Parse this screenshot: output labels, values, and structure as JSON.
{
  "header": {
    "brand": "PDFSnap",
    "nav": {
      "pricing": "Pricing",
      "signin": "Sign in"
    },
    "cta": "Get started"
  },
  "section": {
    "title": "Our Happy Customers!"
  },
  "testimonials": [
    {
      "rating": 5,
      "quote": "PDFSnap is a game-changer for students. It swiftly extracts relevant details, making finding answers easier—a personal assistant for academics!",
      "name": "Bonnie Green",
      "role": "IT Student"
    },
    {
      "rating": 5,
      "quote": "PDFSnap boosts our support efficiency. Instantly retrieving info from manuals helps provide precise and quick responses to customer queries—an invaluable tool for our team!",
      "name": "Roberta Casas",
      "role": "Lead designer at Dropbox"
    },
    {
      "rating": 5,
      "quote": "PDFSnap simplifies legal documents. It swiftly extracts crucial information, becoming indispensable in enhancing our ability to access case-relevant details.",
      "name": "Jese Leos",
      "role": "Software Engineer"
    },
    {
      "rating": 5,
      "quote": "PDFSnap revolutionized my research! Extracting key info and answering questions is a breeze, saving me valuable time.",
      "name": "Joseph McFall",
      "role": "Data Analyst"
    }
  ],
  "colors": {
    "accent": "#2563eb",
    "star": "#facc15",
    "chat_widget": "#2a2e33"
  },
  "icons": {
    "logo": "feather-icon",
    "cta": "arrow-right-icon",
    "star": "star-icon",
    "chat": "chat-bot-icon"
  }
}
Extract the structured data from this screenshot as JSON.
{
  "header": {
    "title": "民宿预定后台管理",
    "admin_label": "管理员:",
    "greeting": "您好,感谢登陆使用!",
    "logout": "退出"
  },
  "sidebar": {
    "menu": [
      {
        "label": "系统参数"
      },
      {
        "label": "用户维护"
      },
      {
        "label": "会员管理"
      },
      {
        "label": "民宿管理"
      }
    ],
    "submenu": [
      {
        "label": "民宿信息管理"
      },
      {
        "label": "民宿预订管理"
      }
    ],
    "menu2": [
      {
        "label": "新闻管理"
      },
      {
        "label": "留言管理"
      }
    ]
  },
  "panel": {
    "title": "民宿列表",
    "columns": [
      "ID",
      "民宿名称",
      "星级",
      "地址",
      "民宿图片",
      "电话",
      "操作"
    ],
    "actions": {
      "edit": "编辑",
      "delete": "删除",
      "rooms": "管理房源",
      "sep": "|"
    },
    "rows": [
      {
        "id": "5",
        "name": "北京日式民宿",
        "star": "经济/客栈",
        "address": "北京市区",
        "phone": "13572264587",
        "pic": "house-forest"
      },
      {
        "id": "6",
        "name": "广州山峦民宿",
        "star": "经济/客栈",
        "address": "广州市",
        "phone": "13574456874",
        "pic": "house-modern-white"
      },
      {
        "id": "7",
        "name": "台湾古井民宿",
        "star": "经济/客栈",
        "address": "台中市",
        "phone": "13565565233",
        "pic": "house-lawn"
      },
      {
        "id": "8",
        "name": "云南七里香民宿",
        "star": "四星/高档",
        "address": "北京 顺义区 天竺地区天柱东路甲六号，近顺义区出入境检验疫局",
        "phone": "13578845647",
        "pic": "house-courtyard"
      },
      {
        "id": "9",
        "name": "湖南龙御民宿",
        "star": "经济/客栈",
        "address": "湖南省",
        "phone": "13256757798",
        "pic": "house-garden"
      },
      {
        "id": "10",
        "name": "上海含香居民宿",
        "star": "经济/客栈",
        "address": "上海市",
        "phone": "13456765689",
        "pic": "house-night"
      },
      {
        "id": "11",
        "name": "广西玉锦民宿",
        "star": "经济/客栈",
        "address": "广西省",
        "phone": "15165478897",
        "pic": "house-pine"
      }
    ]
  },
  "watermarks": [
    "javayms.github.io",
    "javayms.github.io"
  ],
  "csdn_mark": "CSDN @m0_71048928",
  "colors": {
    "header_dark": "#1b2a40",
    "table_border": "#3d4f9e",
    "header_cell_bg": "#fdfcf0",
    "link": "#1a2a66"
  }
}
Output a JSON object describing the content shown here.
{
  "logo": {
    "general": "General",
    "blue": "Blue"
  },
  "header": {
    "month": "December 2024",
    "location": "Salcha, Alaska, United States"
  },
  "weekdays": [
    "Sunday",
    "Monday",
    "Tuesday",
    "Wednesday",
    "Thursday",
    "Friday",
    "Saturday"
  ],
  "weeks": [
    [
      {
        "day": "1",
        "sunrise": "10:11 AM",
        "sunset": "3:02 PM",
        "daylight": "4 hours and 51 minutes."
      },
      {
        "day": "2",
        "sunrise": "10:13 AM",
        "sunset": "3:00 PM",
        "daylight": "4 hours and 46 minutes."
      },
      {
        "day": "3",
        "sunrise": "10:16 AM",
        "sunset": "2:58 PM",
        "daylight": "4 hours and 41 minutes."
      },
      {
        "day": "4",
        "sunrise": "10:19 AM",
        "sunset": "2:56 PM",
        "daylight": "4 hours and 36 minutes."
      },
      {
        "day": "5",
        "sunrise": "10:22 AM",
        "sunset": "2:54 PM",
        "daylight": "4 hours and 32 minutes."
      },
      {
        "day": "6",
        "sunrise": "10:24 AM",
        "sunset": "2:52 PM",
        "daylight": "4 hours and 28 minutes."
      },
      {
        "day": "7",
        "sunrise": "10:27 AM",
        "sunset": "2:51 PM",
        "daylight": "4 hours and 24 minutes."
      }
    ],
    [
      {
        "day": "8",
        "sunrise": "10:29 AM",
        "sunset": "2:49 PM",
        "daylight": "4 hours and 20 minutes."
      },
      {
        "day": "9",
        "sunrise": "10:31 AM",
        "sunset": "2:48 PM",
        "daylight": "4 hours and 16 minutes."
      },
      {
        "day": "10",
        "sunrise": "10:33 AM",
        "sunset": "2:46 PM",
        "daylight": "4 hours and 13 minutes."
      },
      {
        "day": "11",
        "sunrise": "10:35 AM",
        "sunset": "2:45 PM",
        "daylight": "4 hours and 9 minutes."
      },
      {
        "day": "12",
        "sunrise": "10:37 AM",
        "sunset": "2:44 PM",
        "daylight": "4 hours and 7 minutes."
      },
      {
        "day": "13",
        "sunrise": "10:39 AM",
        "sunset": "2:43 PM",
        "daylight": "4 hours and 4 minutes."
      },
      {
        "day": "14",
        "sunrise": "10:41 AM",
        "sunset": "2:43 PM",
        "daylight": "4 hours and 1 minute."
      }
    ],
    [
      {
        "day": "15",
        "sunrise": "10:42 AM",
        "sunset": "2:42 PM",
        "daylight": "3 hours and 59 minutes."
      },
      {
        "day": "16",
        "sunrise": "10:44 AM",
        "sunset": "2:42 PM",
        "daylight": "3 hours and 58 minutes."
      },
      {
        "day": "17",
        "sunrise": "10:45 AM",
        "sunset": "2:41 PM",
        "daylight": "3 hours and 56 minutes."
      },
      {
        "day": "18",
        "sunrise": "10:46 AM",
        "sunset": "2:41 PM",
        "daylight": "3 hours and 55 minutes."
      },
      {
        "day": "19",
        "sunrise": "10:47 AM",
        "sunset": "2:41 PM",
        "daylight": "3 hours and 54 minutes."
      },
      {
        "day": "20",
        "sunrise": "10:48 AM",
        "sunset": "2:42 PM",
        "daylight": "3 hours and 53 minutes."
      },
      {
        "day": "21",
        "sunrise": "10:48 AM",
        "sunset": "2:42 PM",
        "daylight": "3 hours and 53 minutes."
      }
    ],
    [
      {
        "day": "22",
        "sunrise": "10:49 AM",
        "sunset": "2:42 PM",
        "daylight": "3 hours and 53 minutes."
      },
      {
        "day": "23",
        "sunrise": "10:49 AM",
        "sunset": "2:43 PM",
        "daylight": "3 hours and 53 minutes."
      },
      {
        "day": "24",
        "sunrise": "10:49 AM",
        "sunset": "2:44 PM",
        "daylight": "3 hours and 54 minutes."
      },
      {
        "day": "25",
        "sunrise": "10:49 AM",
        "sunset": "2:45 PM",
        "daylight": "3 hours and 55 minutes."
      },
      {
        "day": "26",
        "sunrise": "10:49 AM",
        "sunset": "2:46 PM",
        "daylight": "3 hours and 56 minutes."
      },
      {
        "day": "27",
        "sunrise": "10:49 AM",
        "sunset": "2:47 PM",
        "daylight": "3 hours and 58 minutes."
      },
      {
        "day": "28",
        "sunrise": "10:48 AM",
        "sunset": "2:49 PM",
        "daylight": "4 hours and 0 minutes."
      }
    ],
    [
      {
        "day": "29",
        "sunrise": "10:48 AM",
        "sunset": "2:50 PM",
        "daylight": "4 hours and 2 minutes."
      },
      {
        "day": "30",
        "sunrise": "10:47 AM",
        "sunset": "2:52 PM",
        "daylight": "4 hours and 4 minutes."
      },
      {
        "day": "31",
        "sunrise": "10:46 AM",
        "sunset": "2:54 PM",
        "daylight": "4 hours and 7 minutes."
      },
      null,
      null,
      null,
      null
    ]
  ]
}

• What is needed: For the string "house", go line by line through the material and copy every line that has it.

• Response to this task:
        "pic": "house-forest"
        "pic": "house-modern-white"
        "pic": "house-lawn"
        "pic": "house-courtyard"
        "pic": "house-garden"
        "pic": "house-night"
        "pic": "house-pine"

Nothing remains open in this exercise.